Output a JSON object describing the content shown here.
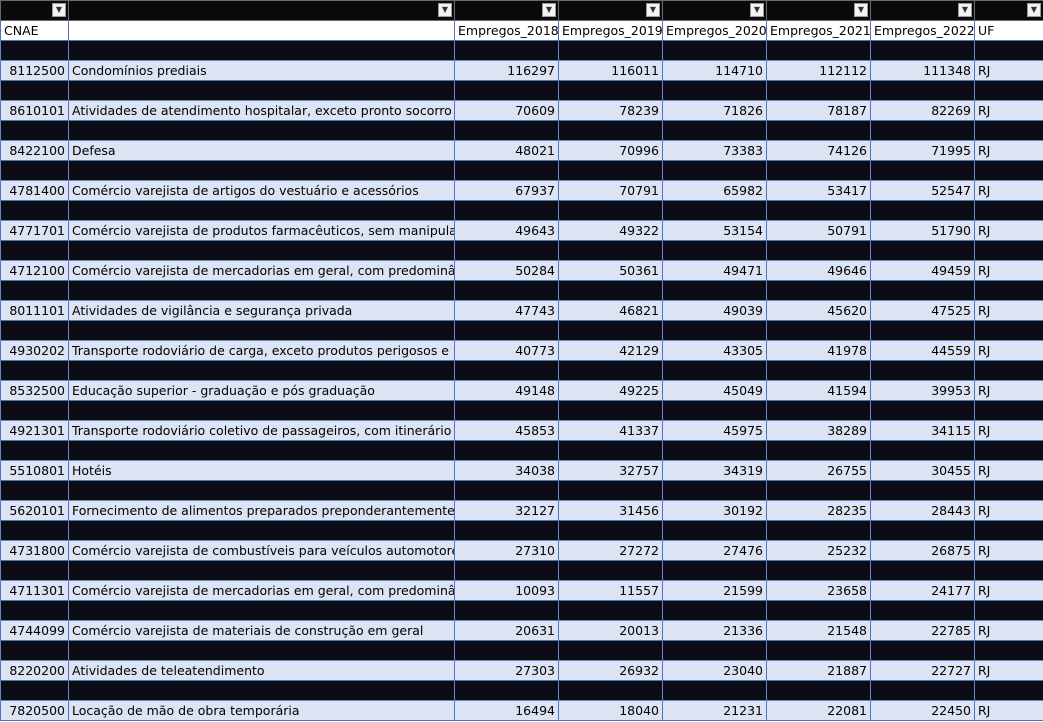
{
  "sheet": {
    "headers": [
      "CNAE",
      "",
      "Empregos_2018",
      "Empregos_2019",
      "Empregos_2020",
      "Empregos_2021",
      "Empregos_2022",
      "UF"
    ],
    "filter_icon": "chevron-down-icon",
    "rows": [
      {
        "cnae": "8112500",
        "desc": "Condomínios prediais",
        "y2018": "116297",
        "y2019": "116011",
        "y2020": "114710",
        "y2021": "112112",
        "y2022": "111348",
        "uf": "RJ"
      },
      {
        "cnae": "8610101",
        "desc": "Atividades de atendimento hospitalar, exceto pronto socorro e",
        "y2018": "70609",
        "y2019": "78239",
        "y2020": "71826",
        "y2021": "78187",
        "y2022": "82269",
        "uf": "RJ"
      },
      {
        "cnae": "8422100",
        "desc": "Defesa",
        "y2018": "48021",
        "y2019": "70996",
        "y2020": "73383",
        "y2021": "74126",
        "y2022": "71995",
        "uf": "RJ"
      },
      {
        "cnae": "4781400",
        "desc": " Comércio varejista de artigos do vestuário e acessórios",
        "y2018": "67937",
        "y2019": "70791",
        "y2020": "65982",
        "y2021": "53417",
        "y2022": "52547",
        "uf": "RJ"
      },
      {
        "cnae": "4771701",
        "desc": "Comércio varejista de produtos farmacêuticos, sem manipulaç",
        "y2018": "49643",
        "y2019": "49322",
        "y2020": "53154",
        "y2021": "50791",
        "y2022": "51790",
        "uf": "RJ"
      },
      {
        "cnae": "4712100",
        "desc": "Comércio varejista de mercadorias em geral, com predominân",
        "y2018": "50284",
        "y2019": "50361",
        "y2020": "49471",
        "y2021": "49646",
        "y2022": "49459",
        "uf": "RJ"
      },
      {
        "cnae": "8011101",
        "desc": "Atividades de vigilância e segurança privada",
        "y2018": "47743",
        "y2019": "46821",
        "y2020": "49039",
        "y2021": "45620",
        "y2022": "47525",
        "uf": "RJ"
      },
      {
        "cnae": "4930202",
        "desc": " Transporte rodoviário de carga, exceto produtos perigosos e m",
        "y2018": "40773",
        "y2019": "42129",
        "y2020": "43305",
        "y2021": "41978",
        "y2022": "44559",
        "uf": "RJ"
      },
      {
        "cnae": "8532500",
        "desc": " Educação superior - graduação e pós graduação",
        "y2018": "49148",
        "y2019": "49225",
        "y2020": "45049",
        "y2021": "41594",
        "y2022": "39953",
        "uf": "RJ"
      },
      {
        "cnae": "4921301",
        "desc": "Transporte rodoviário coletivo de passageiros, com itinerário f",
        "y2018": "45853",
        "y2019": "41337",
        "y2020": "45975",
        "y2021": "38289",
        "y2022": "34115",
        "uf": "RJ"
      },
      {
        "cnae": "5510801",
        "desc": "Hotéis",
        "y2018": "34038",
        "y2019": "32757",
        "y2020": "34319",
        "y2021": "26755",
        "y2022": "30455",
        "uf": "RJ"
      },
      {
        "cnae": "5620101",
        "desc": "Fornecimento de alimentos preparados preponderantemente",
        "y2018": "32127",
        "y2019": "31456",
        "y2020": "30192",
        "y2021": "28235",
        "y2022": "28443",
        "uf": "RJ"
      },
      {
        "cnae": "4731800",
        "desc": "Comércio varejista de combustíveis para veículos automotores",
        "y2018": "27310",
        "y2019": "27272",
        "y2020": "27476",
        "y2021": "25232",
        "y2022": "26875",
        "uf": "RJ"
      },
      {
        "cnae": "4711301",
        "desc": "Comércio varejista de mercadorias em geral, com predominân",
        "y2018": "10093",
        "y2019": "11557",
        "y2020": "21599",
        "y2021": "23658",
        "y2022": "24177",
        "uf": "RJ"
      },
      {
        "cnae": "4744099",
        "desc": "Comércio varejista de materiais de construção em geral",
        "y2018": "20631",
        "y2019": "20013",
        "y2020": "21336",
        "y2021": "21548",
        "y2022": "22785",
        "uf": "RJ"
      },
      {
        "cnae": "8220200",
        "desc": "Atividades de teleatendimento",
        "y2018": "27303",
        "y2019": "26932",
        "y2020": "23040",
        "y2021": "21887",
        "y2022": "22727",
        "uf": "RJ"
      },
      {
        "cnae": "7820500",
        "desc": "Locação de mão de obra temporária",
        "y2018": "16494",
        "y2019": "18040",
        "y2020": "21231",
        "y2021": "22081",
        "y2022": "22450",
        "uf": "RJ"
      }
    ]
  }
}
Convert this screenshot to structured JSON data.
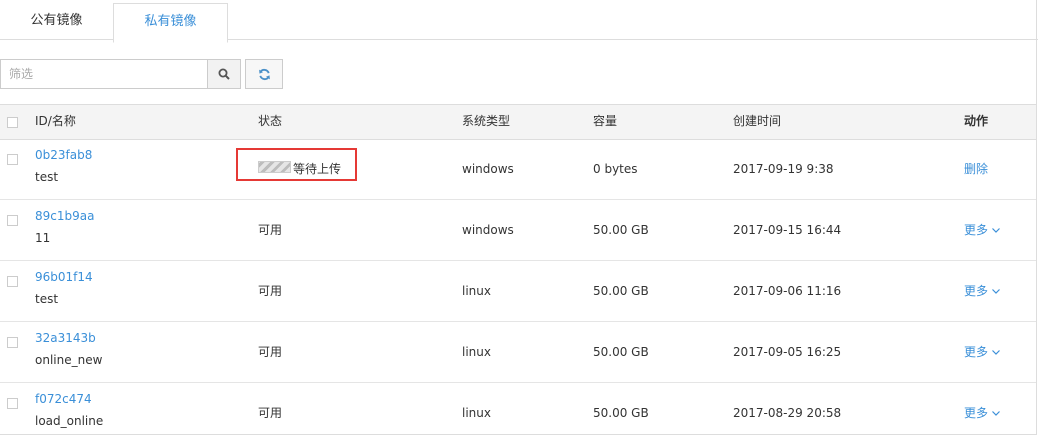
{
  "tabs": [
    {
      "label": "公有镜像",
      "active": false
    },
    {
      "label": "私有镜像",
      "active": true
    }
  ],
  "toolbar": {
    "filter_placeholder": "筛选",
    "search_icon": "search-icon",
    "refresh_icon": "refresh-icon"
  },
  "table": {
    "headers": {
      "id_name": "ID/名称",
      "status": "状态",
      "os_type": "系统类型",
      "capacity": "容量",
      "created": "创建时间",
      "action": "动作"
    },
    "rows": [
      {
        "id": "0b23fab8",
        "name": "test",
        "status": "等待上传",
        "status_progress": 0,
        "os": "windows",
        "capacity": "0 bytes",
        "created": "2017-09-19 9:38",
        "action": "删除"
      },
      {
        "id": "89c1b9aa",
        "name": "11",
        "status": "可用",
        "os": "windows",
        "capacity": "50.00 GB",
        "created": "2017-09-15 16:44",
        "action": "更多"
      },
      {
        "id": "96b01f14",
        "name": "test",
        "status": "可用",
        "os": "linux",
        "capacity": "50.00 GB",
        "created": "2017-09-06 11:16",
        "action": "更多"
      },
      {
        "id": "32a3143b",
        "name": "online_new",
        "status": "可用",
        "os": "linux",
        "capacity": "50.00 GB",
        "created": "2017-09-05 16:25",
        "action": "更多"
      },
      {
        "id": "f072c474",
        "name": "load_online",
        "status": "可用",
        "os": "linux",
        "capacity": "50.00 GB",
        "created": "2017-08-29 20:58",
        "action": "更多"
      }
    ]
  },
  "colors": {
    "link": "#3a8fd8",
    "highlight_border": "#e53935",
    "header_bg": "#f4f4f4"
  }
}
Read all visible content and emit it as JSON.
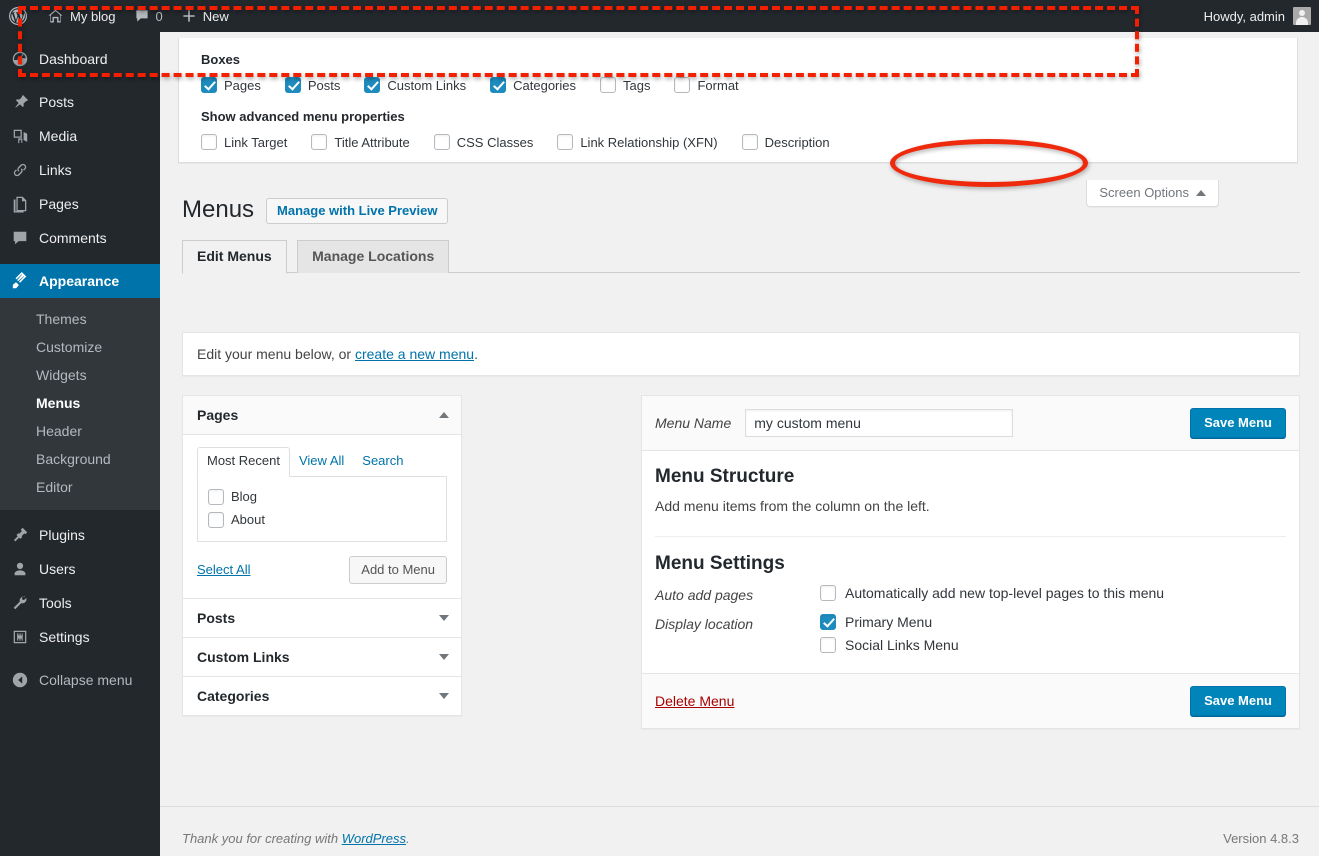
{
  "adminbar": {
    "logo_icon": "wordpress-logo-icon",
    "site_name": "My blog",
    "home_icon": "home-icon",
    "comments_icon": "comment-bubble-icon",
    "comments_count": "0",
    "new_icon": "plus-icon",
    "new_label": "New",
    "howdy": "Howdy, admin",
    "avatar_icon": "avatar-icon"
  },
  "sidebar": {
    "items": [
      {
        "label": "Dashboard",
        "icon": "dashboard-icon",
        "current": false
      },
      {
        "label": "Posts",
        "icon": "pin-icon",
        "current": false
      },
      {
        "label": "Media",
        "icon": "media-icon",
        "current": false
      },
      {
        "label": "Links",
        "icon": "link-icon",
        "current": false
      },
      {
        "label": "Pages",
        "icon": "page-icon",
        "current": false
      },
      {
        "label": "Comments",
        "icon": "comment-icon",
        "current": false
      },
      {
        "label": "Appearance",
        "icon": "brush-icon",
        "current": true
      }
    ],
    "submenu": [
      {
        "label": "Themes",
        "current": false
      },
      {
        "label": "Customize",
        "current": false
      },
      {
        "label": "Widgets",
        "current": false
      },
      {
        "label": "Menus",
        "current": true
      },
      {
        "label": "Header",
        "current": false
      },
      {
        "label": "Background",
        "current": false
      },
      {
        "label": "Editor",
        "current": false
      }
    ],
    "items_lower": [
      {
        "label": "Plugins",
        "icon": "plug-icon"
      },
      {
        "label": "Users",
        "icon": "user-icon"
      },
      {
        "label": "Tools",
        "icon": "wrench-icon"
      },
      {
        "label": "Settings",
        "icon": "settings-icon"
      }
    ],
    "collapse": {
      "label": "Collapse menu",
      "icon": "collapse-arrow-icon"
    }
  },
  "screen_options": {
    "tab_label": "Screen Options",
    "tab_caret": "caret-up-icon",
    "boxes_legend": "Boxes",
    "boxes": [
      {
        "label": "Pages",
        "checked": true
      },
      {
        "label": "Posts",
        "checked": true
      },
      {
        "label": "Custom Links",
        "checked": true
      },
      {
        "label": "Categories",
        "checked": true
      },
      {
        "label": "Tags",
        "checked": false
      },
      {
        "label": "Format",
        "checked": false
      }
    ],
    "advanced_legend": "Show advanced menu properties",
    "advanced": [
      {
        "label": "Link Target",
        "checked": false
      },
      {
        "label": "Title Attribute",
        "checked": false
      },
      {
        "label": "CSS Classes",
        "checked": false
      },
      {
        "label": "Link Relationship (XFN)",
        "checked": false
      },
      {
        "label": "Description",
        "checked": false
      }
    ]
  },
  "annotations": {
    "dashed_box_color": "#f22000",
    "oval_color": "#ef2a0c"
  },
  "page": {
    "title": "Menus",
    "live_preview_button": "Manage with Live Preview",
    "tabs": [
      {
        "label": "Edit Menus",
        "active": true
      },
      {
        "label": "Manage Locations",
        "active": false
      }
    ],
    "notice_prefix": "Edit your menu below, or ",
    "notice_link": "create a new menu",
    "notice_suffix": "."
  },
  "left_column": {
    "sections": [
      {
        "title": "Pages",
        "expanded": true,
        "toggle_icon": "triangle-up-icon"
      },
      {
        "title": "Posts",
        "expanded": false,
        "toggle_icon": "triangle-down-icon"
      },
      {
        "title": "Custom Links",
        "expanded": false,
        "toggle_icon": "triangle-down-icon"
      },
      {
        "title": "Categories",
        "expanded": false,
        "toggle_icon": "triangle-down-icon"
      }
    ],
    "pages_panel": {
      "tabs": [
        {
          "label": "Most Recent",
          "active": true
        },
        {
          "label": "View All",
          "active": false
        },
        {
          "label": "Search",
          "active": false
        }
      ],
      "items": [
        {
          "label": "Blog",
          "checked": false
        },
        {
          "label": "About",
          "checked": false
        }
      ],
      "select_all": "Select All",
      "add_to_menu": "Add to Menu"
    }
  },
  "menu_editor": {
    "name_label": "Menu Name",
    "name_value": "my custom menu",
    "name_placeholder": "Menu Name",
    "save_top": "Save Menu",
    "structure_title": "Menu Structure",
    "structure_hint": "Add menu items from the column on the left.",
    "settings_title": "Menu Settings",
    "auto_add_label": "Auto add pages",
    "auto_add_option": "Automatically add new top-level pages to this menu",
    "auto_add_checked": false,
    "display_location_label": "Display location",
    "locations": [
      {
        "label": "Primary Menu",
        "checked": true
      },
      {
        "label": "Social Links Menu",
        "checked": false
      }
    ],
    "delete_link": "Delete Menu",
    "save_bottom": "Save Menu"
  },
  "footer": {
    "thanks_prefix": "Thank you for creating with ",
    "thanks_link": "WordPress",
    "thanks_suffix": ".",
    "version": "Version 4.8.3"
  }
}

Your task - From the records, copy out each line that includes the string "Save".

Problem solution -
    "save_top": "Save Menu",
    "save_bottom": "Save Menu"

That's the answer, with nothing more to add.